I wonder if the image and sound of the inmates singing “Till the Stars Fall from the Sky” affects the correctional officers accompanying us as much as it does me. This sound stands out just because it’s about coming home someday and being with a loved one, even if you are not there in person. I am so impressed with how well composed the inmates are when we sing that song, and all of our songs, since they are so emotionally stimulating. Ideally, singing these songs is cathartic, especially because all of the songs are fairly positive and thankful.
I believe “Thank You Very Much” should be dedicated to the staff here at IMCC, the outside volunteers, and especially Dr. Cohen. If it wasn’t for their teamwork to get this started, we wouldn’t be here singing. As the song says, this choir is “the nicest thing anyone’s ever done for us” in here. We don’t get to share our experience with the outside very much like we do with the choir, except maybe through our friends and family. The inmates are here as punishment for their crimes, but the volunteers are here because they choose to, which makes this time more enjoyable, and makes me feel as if another life’s begun for me.
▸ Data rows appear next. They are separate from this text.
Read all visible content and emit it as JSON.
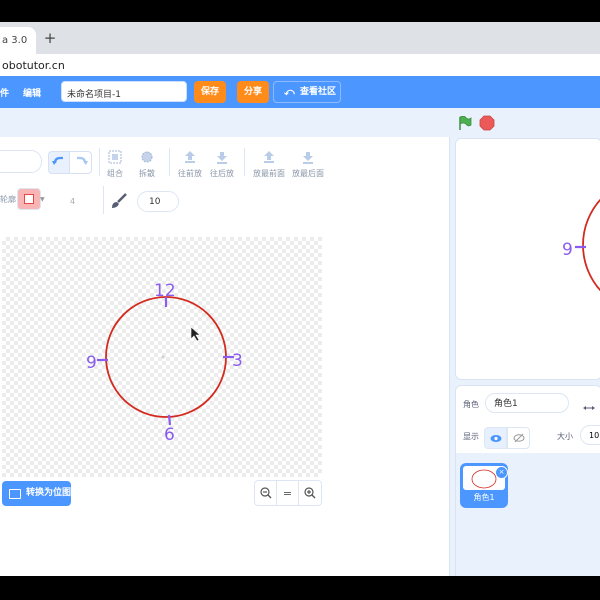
{
  "browser": {
    "tab_title": "a 3.0",
    "new_tab_symbol": "+",
    "url": "obotutor.cn"
  },
  "menubar": {
    "file_label": "件",
    "edit_label": "编辑",
    "project_title_value": "未命名项目-1",
    "save_label": "保存",
    "share_label": "分享",
    "community_label": "查看社区"
  },
  "paint_toolbar": {
    "group_label": "组合",
    "ungroup_label": "拆散",
    "forward_label": "往前放",
    "backward_label": "往后放",
    "front_label": "放最前面",
    "back_label": "放最后面",
    "outline_label": "轮廓",
    "outline_width": "4",
    "brush_size": "10"
  },
  "canvas": {
    "label_12": "12",
    "label_3": "3",
    "label_6": "6",
    "label_9": "9"
  },
  "canvas_footer": {
    "convert_label": "转换为位图",
    "zoom_out": "−",
    "zoom_reset": "=",
    "zoom_in": "+"
  },
  "stage": {
    "label_9": "9"
  },
  "sprite_info": {
    "sprite_label": "角色",
    "sprite_name": "角色1",
    "show_label": "显示",
    "size_label": "大小",
    "size_value": "10"
  },
  "sprite_list": {
    "items": [
      {
        "label": "角色1"
      }
    ]
  },
  "colors": {
    "brand_blue": "#4c97ff",
    "orange": "#ff8c1a",
    "circle_red": "#d32a1f",
    "label_purple": "#8a5cf0",
    "green_flag": "#4caf50",
    "stop_red": "#ec5959"
  }
}
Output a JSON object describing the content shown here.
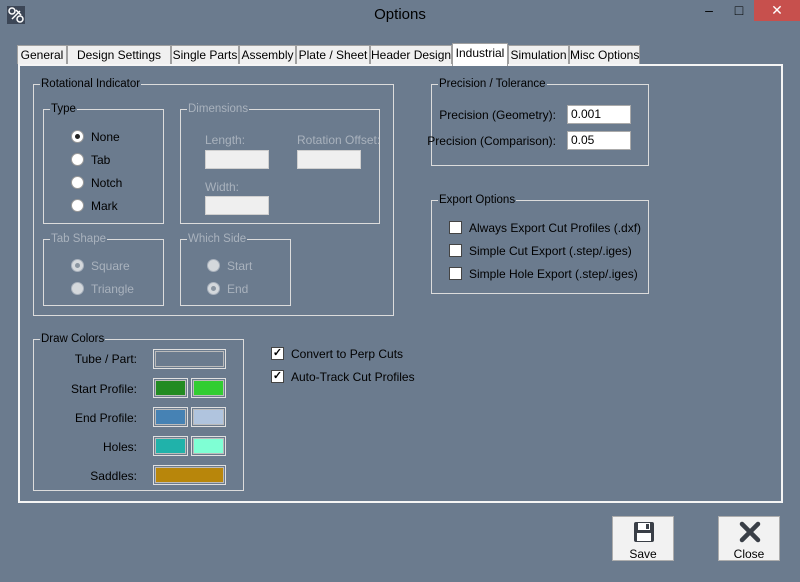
{
  "window": {
    "title": "Options",
    "minimize": "‒",
    "maximize": "□",
    "close": "✕"
  },
  "tabs": [
    "General",
    "Design Settings",
    "Single Parts",
    "Assembly",
    "Plate / Sheet",
    "Header Design",
    "Industrial",
    "Simulation",
    "Misc Options"
  ],
  "active_tab": "Industrial",
  "rotational_indicator": {
    "label": "Rotational Indicator",
    "type": {
      "label": "Type",
      "options": [
        "None",
        "Tab",
        "Notch",
        "Mark"
      ],
      "selected": "None"
    },
    "dimensions": {
      "label": "Dimensions",
      "length_label": "Length:",
      "rotation_offset_label": "Rotation Offset:",
      "width_label": "Width:",
      "length_value": "",
      "rotation_offset_value": "",
      "width_value": ""
    },
    "tab_shape": {
      "label": "Tab Shape",
      "options": [
        "Square",
        "Triangle"
      ],
      "selected": "Square"
    },
    "which_side": {
      "label": "Which Side",
      "options": [
        "Start",
        "End"
      ],
      "selected": "End"
    }
  },
  "precision": {
    "label": "Precision / Tolerance",
    "geometry_label": "Precision (Geometry):",
    "geometry_value": "0.001",
    "comparison_label": "Precision (Comparison):",
    "comparison_value": "0.05"
  },
  "export_options": {
    "label": "Export Options",
    "items": [
      {
        "label": "Always Export Cut Profiles (.dxf)",
        "checked": false
      },
      {
        "label": "Simple Cut Export (.step/.iges)",
        "checked": false
      },
      {
        "label": "Simple Hole Export (.step/.iges)",
        "checked": false
      }
    ]
  },
  "draw_colors": {
    "label": "Draw Colors",
    "rows": [
      {
        "label": "Tube / Part:",
        "colors": [
          "#6b7b8e"
        ]
      },
      {
        "label": "Start Profile:",
        "colors": [
          "#228b22",
          "#32cd32"
        ]
      },
      {
        "label": "End Profile:",
        "colors": [
          "#4682b4",
          "#b0c4de"
        ]
      },
      {
        "label": "Holes:",
        "colors": [
          "#20b2aa",
          "#7fffd4"
        ]
      },
      {
        "label": "Saddles:",
        "colors": [
          "#b8860b"
        ]
      }
    ]
  },
  "options": [
    {
      "label": "Convert to Perp Cuts",
      "checked": true
    },
    {
      "label": "Auto-Track Cut Profiles",
      "checked": true
    }
  ],
  "buttons": {
    "save": "Save",
    "close": "Close"
  }
}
[I’ve had an] experience that relates to the song, “In my Mother’s Eyes,” in that I can recall a moment of disappointing my mother, and the great hurt I felt from the absence of her love and from having hurt her. Luckily, we all experience these moments of regret and shame, and they encourage us to value the love given to us and the good deeds done for us more deeply. These moments enable us to give that compassion back more effectively and consistently.
Writing words and writing music
I’m not the best writer, but I am thankful that we can have the opportunity every week to write about our experiences, because I know this is very helpful to me. Sometimes I just sit down and write letters home. Many don’t make it there, for various reasons, but it’s nice to be able to put thoughts down on paper, even if it doesn’t make sense or isn’t perfect. It is just so helpful.
I have spent a lot of time trying to put my own songs on paper. I’ve never been happy with the results. The pitch of a note is no problem, but the duration of notes, the nuances of a performance is always flattened out when I try to get the song as sung onto paper.
I think fans of Western classical music maintain the need to be accurate to the original score for two reasons: literacy and recordings. The more literate a culture becomes, the more dependence is placed on the written word. Words are frozen to the page and always read the same. Correct grammar is to be used. This spills over into contemporary ideas of a score; it too is frozen on the page and should always be read in the same way, the correct way, which is the way of the original author/composer. With increased literacy comes decreased spontaneity in both the written word and the performance of the written score. Secondly, recordings also freeze music—each time a recording is played, it sounds exactly the same. With the magic of editing, recorded performances can be technically flawless. Therefore, those who listen to recordings begin to expect live performances to be equally the same and flawless. While recordings enable the masses to listen to performances, they have done a bit of disservice to live performances by creating the expectation that live renditions will sound the same and include no flubs.